Florida’s minimum wage earners rose 15% on Friday, from $ 8.65 to $ 10 an hour, marking the first step in a year-long journey to $ 15 an hour by 2026.
the Voter initiated wage increase, however, is just one of many changes in the book. From vaping and mug shots to corporate espionage and written threats, below are a few more additions in October:
– Tobacco and nicotine products: (SB 1080): Sponsored by the Republican Sen. Travis Hutson, the new law increases the smoking age in Florida from 18 to 21 years. The new law also prohibits smoking or vaping within 300 meters of a school.
– Photos of arrest bookings (SB 1046): Sponsored by the Republican Sen. Aaron Bean, the new law requires publishers of mug shots to remove booking photos if this is requested by the person depicted in the picture. If the publisher does not remove the photo within 10 days of written notification, they will face a daily fine of $ 1,000.
– DNA data protection (HB 833): Sponsored by the Republican Rep. Josie Tomkow, the new law ensures that DNA samples are the “exclusive property” of the person who submitted the sample. In addition, consent is required for any additional extraction or analysis. The new law also increases penalties for unauthorized use of someone else’s DNA.
– Industrial espionage (HB 1523): Sponsored by the Republican Rep. Mike Beltran, the new law creates the crime of “trading in trade secrets” and increases criminal penalties in certain circumstances. If trade secret trafficking benefits a foreign government or company, it is now a first-degree crime.
– Child benefit (SB 1532): Sponsored by the Senate Minority Leader Lauren book, the new law is an update of child support cases where one parent needs help to force another parent to pay child support. The new law changes how payments are made and how these child support orders are enforced.

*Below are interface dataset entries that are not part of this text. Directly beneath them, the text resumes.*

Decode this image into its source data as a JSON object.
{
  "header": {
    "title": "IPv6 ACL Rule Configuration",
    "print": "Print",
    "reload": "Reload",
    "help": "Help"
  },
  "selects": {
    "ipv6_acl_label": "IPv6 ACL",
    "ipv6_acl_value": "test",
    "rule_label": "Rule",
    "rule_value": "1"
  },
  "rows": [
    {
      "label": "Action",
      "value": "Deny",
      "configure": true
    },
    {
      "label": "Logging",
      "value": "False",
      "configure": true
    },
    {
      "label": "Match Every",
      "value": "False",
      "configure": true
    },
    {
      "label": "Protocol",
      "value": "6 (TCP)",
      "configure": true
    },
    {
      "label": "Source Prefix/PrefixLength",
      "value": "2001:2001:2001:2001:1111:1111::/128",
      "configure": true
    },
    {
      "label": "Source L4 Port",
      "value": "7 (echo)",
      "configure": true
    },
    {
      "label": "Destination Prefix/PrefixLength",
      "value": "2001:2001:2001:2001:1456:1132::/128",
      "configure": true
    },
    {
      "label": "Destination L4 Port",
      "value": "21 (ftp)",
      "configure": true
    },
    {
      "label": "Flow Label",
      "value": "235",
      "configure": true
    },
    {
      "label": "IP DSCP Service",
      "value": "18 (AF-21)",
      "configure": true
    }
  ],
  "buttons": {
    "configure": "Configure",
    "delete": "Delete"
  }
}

– Boat Laws (SB 1086): A bevy of new boat laws also came into effect this month under a Republican Senate-sponsored bill. Travis Hutson. In addition to some changes, the law increases penalties for boaters who refuse to undergo breath or urine tests after a DUI. It also requires a safety course as a requirement for boat rental.
– Childcare security (SB 252): Sponsored by Democratic Sen. Linda Stewart, the new law requires daycare centers to install electronic alarm systems in delivery vans that are used to transport children. The alarms would prompt the driver to check the vehicle for the presence of children before leaving the area.
– Crime stopper (HB 363): The new law, sponsored by the Democratic Rep. Kevin Chambliss, strengthens liability protection for Crime Stoppers employees. It also improves protection for tipsters. Crime stoppers allow people to anonymously report crime tips.
– Child Aid (SB 80): Sponsored by the Republican Sen. Jason Brodeur, the new law prioritizes finding permanent homes for children, especially before their 18th the system.
– Behavioral preventive medicine (HB 701): The new law requires the Treasury Department to follow up, respond to and report complaints regarding access to mental health care to the governor and the legislature. In addition, companies must publish information online about federal and federal behavioral health insurance requirements. Republican representative Cyndi Stevenson sponsored the bill.
– Building permits (HB 1059): The new law modernizes the building permit process and also requires local governments to speed up the process of reviewing permit applications. It also gives contractors the option to correct their application if it is rejected. Republican representative Will Robinson sponsored the bill.
– Use of electronic databases (SB 890): Sponsored by the Republican Sen. Ed Hooper, requires the new law enforcement officer training on driver and vehicle databases. The aim of the training is to restrict unauthorized use of the database. The law also suspects abuse.
– Electronic threats (HB 921): Electronic threats such as those made on social media are now expressly prohibited under the new law. In addition, online threats no longer need to be sent directly to a person. Under state law, threats placed online must be sent directly for the threat to be considered a criminal act.
The legislature will have another chance to draft laws in the upcoming legislative session in 2022.
The session begins on January 11th.